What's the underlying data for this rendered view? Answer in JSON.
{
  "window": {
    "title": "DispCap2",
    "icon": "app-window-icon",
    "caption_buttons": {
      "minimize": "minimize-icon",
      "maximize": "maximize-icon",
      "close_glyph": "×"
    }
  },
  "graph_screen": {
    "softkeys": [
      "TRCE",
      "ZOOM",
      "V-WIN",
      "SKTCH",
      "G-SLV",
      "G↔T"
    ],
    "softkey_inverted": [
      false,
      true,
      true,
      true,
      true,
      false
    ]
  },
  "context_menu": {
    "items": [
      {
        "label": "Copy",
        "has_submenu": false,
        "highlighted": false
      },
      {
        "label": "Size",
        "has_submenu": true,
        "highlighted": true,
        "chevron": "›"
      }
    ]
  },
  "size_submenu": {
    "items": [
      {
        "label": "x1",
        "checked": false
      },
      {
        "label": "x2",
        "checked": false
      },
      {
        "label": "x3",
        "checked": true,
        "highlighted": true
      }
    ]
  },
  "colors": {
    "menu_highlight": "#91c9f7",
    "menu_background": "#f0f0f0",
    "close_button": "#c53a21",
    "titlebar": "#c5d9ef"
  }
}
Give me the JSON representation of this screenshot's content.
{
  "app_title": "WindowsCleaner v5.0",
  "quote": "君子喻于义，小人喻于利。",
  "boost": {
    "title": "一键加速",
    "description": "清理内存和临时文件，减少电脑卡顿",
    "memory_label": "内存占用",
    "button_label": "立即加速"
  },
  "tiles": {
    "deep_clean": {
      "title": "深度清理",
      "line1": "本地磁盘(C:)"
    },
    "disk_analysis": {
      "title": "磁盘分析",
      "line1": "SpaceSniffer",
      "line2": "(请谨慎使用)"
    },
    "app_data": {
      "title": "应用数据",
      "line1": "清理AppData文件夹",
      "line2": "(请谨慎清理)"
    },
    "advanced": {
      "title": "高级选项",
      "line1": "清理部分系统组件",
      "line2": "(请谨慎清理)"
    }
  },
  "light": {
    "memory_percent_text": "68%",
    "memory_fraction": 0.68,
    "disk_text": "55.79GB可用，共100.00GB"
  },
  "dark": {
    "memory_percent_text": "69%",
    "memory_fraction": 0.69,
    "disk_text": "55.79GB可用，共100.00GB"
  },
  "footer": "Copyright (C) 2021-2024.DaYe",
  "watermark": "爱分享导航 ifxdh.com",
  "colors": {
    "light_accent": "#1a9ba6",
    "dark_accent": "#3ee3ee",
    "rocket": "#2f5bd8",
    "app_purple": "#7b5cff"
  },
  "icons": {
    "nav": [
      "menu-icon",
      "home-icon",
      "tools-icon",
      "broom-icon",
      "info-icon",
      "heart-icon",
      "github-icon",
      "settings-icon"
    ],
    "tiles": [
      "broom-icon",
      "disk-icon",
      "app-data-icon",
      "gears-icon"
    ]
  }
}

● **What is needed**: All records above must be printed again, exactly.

● **Result**:
What's the underlying data for this rendered view? Answer in JSON.
{
  "window": {
    "title": "DispCap2",
    "icon": "app-window-icon",
    "caption_buttons": {
      "minimize": "minimize-icon",
      "maximize": "maximize-icon",
      "close_glyph": "×"
    }
  },
  "graph_screen": {
    "softkeys": [
      "TRCE",
      "ZOOM",
      "V-WIN",
      "SKTCH",
      "G-SLV",
      "G↔T"
    ],
    "softkey_inverted": [
      false,
      true,
      true,
      true,
      true,
      false
    ]
  },
  "context_menu": {
    "items": [
      {
        "label": "Copy",
        "has_submenu": false,
        "highlighted": false
      },
      {
        "label": "Size",
        "has_submenu": true,
        "highlighted": true,
        "chevron": "›"
      }
    ]
  },
  "size_submenu": {
    "items": [
      {
        "label": "x1",
        "checked": false
      },
      {
        "label": "x2",
        "checked": false
      },
      {
        "label": "x3",
        "checked": true,
        "highlighted": true
      }
    ]
  },
  "colors": {
    "menu_highlight": "#91c9f7",
    "menu_background": "#f0f0f0",
    "close_button": "#c53a21",
    "titlebar": "#c5d9ef"
  }
}
Give me the JSON representation of this screenshot's content.
{
  "app_title": "WindowsCleaner v5.0",
  "quote": "君子喻于义，小人喻于利。",
  "boost": {
    "title": "一键加速",
    "description": "清理内存和临时文件，减少电脑卡顿",
    "memory_label": "内存占用",
    "button_label": "立即加速"
  },
  "tiles": {
    "deep_clean": {
      "title": "深度清理",
      "line1": "本地磁盘(C:)"
    },
    "disk_analysis": {
      "title": "磁盘分析",
      "line1": "SpaceSniffer",
      "line2": "(请谨慎使用)"
    },
    "app_data": {
      "title": "应用数据",
      "line1": "清理AppData文件夹",
      "line2": "(请谨慎清理)"
    },
    "advanced": {
      "title": "高级选项",
      "line1": "清理部分系统组件",
      "line2": "(请谨慎清理)"
    }
  },
  "light": {
    "memory_percent_text": "68%",
    "memory_fraction": 0.68,
    "disk_text": "55.79GB可用，共100.00GB"
  },
  "dark": {
    "memory_percent_text": "69%",
    "memory_fraction": 0.69,
    "disk_text": "55.79GB可用，共100.00GB"
  },
  "footer": "Copyright (C) 2021-2024.DaYe",
  "watermark": "爱分享导航 ifxdh.com",
  "colors": {
    "light_accent": "#1a9ba6",
    "dark_accent": "#3ee3ee",
    "rocket": "#2f5bd8",
    "app_purple": "#7b5cff"
  },
  "icons": {
    "nav": [
      "menu-icon",
      "home-icon",
      "tools-icon",
      "broom-icon",
      "info-icon",
      "heart-icon",
      "github-icon",
      "settings-icon"
    ],
    "tiles": [
      "broom-icon",
      "disk-icon",
      "app-data-icon",
      "gears-icon"
    ]
  }
}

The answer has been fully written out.